which is, well, it's just a wrong statement. There's plenty of monochrome landscape being shot today that looks nothing like Ansel Adams.

I can comment on Mr. Thein's blog to offer some correction, you suggest? No, actually I cannot. Mr. Thein does not accept correction from me, as far as I can make out regardless of how polite I am. I suppose I could try swearing at him, but I am dubious. ETA: Apparently I made it past a round of moderation after all. Perhaps I shall commence remarking on his blog again, in lieu of remarking here. Wait and see, I guess!

I could let it slide, I suppose. Is that the right answer? Should influential bloggers simply be allowed to say whatever they like without challenge? Or do I need to be a more influential writer before I am permitted to correct The Mighty? What?

I suppose I could just kindly and generously correct the misconception, without suggesting that Mr. Thein is either ignorant or wilfully ignoring reality in order to promote his preferred world view in which he is a lone visionary beset on all sides by cruel commenters, fools, and fauxtographers. Is there a point at which I might offer such an observation, and if so can you give me a rough estimate of how many thousands of "tells" must appear before I might offer such a cruel suggestion?

Let me just say, then: Sally Mann, Sebastio Salgado, Hiroshi Sugimoto, and leave it at that.


  1. Ray Metzker? Lee Friedlander? Thomas Joshua Cooper?

  2. Children, please; let's all put on our big-person boots, let's call an op-ed an op-ed (mit periodic irrefutably logical critiques contained therein), let's agree to be stimulated to robustly critical thought - and possibly even to an occasional well-thought-out riposte, oooh! - by entertainingly opinionated op-ed's, and leave it at that...

  3. Nice would be so fucking dull. Be true to thyself.

  4. "...why we see so few modern landscapes that work in monochrome..." - say what? Just another piece of evidence that the camera-and-software fondling fauxtographer masses out there are not really interested in photography. Because if they were, how could they not have an interest in photographic history, historical or contemporary? This is exactly anologous to the fact that you can not be a writer of the slightest significance without also being a reader. And those are not even my words.

  5. In this particular case I will speculate his language is subtly geared at not insulting potential paying customers, and at advertising himself and photography classes as being able to lead someone on the path to enlightenment to answer, "But as with all monochrome, surely we could also use these properties to imply a sense of timelessness, surreality or detachment?"

    I get why he moderates you if he thinks you're bad for his business and brand, but I also get why you'd mock his persona. It's a pretty timeless interaction! But while I suspect the strength of your motivation for poking at him is solidly based in, "someone is wrong on the internet!", you regularly treat this as more of an ongoing, developing debate (although he is at best a very reluctant participant), where he can raise the stakes just as well as you can, and both of you are providing content, arguments, counterarguments, and new viewpoints.

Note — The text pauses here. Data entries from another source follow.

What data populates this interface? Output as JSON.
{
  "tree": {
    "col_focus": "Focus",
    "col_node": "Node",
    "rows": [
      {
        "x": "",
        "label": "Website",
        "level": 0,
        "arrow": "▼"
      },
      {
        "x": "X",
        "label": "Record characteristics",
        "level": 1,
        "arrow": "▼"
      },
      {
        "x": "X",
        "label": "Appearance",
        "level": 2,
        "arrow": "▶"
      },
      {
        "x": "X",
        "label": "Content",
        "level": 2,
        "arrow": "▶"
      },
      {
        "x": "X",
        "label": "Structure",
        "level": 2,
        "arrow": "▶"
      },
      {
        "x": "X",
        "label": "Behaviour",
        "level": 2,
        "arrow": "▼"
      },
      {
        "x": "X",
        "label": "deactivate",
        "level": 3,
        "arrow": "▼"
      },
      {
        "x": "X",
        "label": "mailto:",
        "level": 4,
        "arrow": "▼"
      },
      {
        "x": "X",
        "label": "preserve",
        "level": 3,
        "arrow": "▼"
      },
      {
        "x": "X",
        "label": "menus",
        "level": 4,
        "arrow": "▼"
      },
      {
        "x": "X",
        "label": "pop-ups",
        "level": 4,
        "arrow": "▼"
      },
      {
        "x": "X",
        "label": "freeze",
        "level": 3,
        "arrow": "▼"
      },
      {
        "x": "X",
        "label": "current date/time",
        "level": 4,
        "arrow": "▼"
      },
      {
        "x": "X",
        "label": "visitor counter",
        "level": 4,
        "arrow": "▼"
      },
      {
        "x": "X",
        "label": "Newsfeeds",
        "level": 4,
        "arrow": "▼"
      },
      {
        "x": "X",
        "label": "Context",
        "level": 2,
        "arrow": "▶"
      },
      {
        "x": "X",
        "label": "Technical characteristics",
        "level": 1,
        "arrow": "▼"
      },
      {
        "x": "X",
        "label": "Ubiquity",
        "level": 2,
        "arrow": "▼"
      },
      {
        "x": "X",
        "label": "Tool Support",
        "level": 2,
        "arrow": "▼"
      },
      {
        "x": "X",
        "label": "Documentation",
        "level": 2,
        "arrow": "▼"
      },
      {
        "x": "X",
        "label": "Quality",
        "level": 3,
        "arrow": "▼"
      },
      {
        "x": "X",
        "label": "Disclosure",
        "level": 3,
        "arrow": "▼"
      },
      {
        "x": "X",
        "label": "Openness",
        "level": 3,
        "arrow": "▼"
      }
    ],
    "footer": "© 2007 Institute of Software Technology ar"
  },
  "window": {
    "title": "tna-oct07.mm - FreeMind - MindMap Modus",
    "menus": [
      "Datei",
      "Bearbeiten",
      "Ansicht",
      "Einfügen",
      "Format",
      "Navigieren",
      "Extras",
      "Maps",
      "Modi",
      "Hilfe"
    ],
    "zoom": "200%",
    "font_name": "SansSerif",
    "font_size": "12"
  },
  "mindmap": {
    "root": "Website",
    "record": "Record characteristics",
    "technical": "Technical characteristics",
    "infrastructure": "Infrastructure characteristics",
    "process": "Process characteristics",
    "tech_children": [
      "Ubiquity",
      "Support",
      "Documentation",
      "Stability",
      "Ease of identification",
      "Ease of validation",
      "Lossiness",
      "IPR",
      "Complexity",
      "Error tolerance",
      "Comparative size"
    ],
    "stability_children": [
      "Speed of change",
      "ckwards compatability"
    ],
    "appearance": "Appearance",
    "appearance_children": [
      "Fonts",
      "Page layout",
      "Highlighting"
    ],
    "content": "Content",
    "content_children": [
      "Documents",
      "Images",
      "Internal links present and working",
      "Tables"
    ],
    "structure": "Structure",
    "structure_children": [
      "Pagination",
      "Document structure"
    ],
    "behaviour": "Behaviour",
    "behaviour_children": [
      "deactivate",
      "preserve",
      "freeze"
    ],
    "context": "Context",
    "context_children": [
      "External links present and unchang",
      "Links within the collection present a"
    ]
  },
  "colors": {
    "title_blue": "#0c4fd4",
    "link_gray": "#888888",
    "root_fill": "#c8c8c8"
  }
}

    As to the unkind bit: there's a difference between "truth to power" (I use this phrase half in jest) and "I have decided someone needs to be brought down a notch". And because I doubt you give two shits whether random others agree with your position, I know you're more about providing working counterpoints and less about taking down a notch, although I'll grant this is not always obvious on the first reading. :D

    1. I certainly harbor fantasies of a proper Victorian War Of Letters in which all the players say the most awful things about The Gentleman From Westchestershire On Twiddlydeedum (never, ever, naming names) and so on, but I dare say it's not going to happen.